◆ ASSIGNMENT ◆
If a line in the data has the string "icon", please show it.
Start of TASK DATA
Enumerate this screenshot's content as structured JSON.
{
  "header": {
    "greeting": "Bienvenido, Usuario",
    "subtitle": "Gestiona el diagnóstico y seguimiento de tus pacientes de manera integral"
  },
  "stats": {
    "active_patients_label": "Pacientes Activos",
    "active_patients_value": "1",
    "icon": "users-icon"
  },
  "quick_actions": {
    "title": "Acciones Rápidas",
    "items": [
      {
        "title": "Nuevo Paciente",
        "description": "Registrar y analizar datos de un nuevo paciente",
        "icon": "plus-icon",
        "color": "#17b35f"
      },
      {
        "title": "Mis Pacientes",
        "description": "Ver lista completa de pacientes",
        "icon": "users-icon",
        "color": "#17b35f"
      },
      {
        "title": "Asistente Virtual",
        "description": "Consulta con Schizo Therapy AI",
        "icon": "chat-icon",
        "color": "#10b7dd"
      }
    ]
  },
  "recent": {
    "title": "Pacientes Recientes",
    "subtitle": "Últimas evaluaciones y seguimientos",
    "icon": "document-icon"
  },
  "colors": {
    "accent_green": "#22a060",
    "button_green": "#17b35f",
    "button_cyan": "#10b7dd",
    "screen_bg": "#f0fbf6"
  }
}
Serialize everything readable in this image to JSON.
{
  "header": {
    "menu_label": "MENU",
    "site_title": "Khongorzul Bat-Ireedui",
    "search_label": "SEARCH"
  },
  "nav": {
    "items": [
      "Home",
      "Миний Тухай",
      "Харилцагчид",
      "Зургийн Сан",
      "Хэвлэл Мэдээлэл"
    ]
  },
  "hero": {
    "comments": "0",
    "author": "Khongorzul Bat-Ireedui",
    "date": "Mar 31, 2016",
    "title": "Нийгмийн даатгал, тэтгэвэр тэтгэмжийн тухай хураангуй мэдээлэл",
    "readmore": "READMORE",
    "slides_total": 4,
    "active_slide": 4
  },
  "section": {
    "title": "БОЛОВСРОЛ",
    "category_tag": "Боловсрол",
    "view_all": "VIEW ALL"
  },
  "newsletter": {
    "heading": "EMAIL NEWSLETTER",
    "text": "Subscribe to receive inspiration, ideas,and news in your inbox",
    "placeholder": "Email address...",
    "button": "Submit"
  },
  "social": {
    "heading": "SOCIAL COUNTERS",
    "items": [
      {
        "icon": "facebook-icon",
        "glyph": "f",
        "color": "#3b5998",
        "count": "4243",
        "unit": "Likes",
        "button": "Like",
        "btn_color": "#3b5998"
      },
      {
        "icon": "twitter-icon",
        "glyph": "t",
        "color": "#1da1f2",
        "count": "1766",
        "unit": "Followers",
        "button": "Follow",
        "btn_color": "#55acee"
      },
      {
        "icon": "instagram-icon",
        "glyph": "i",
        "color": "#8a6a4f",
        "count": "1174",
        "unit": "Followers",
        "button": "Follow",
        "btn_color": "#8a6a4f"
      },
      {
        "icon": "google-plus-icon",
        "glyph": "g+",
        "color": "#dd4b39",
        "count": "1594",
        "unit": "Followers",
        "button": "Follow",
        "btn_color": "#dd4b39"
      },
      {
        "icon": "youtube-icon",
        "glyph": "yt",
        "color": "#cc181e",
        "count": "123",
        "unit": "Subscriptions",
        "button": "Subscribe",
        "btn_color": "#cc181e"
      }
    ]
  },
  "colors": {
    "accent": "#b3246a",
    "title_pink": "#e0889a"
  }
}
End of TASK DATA
◆ TASK OUTPUT ◆
    "icon": "users-icon"
        "icon": "plus-icon",
        "icon": "users-icon",
        "icon": "chat-icon",
    "icon": "document-icon"
        "icon": "facebook-icon",
        "icon": "twitter-icon",
        "icon": "instagram-icon",
        "icon": "google-plus-icon",
        "icon": "youtube-icon",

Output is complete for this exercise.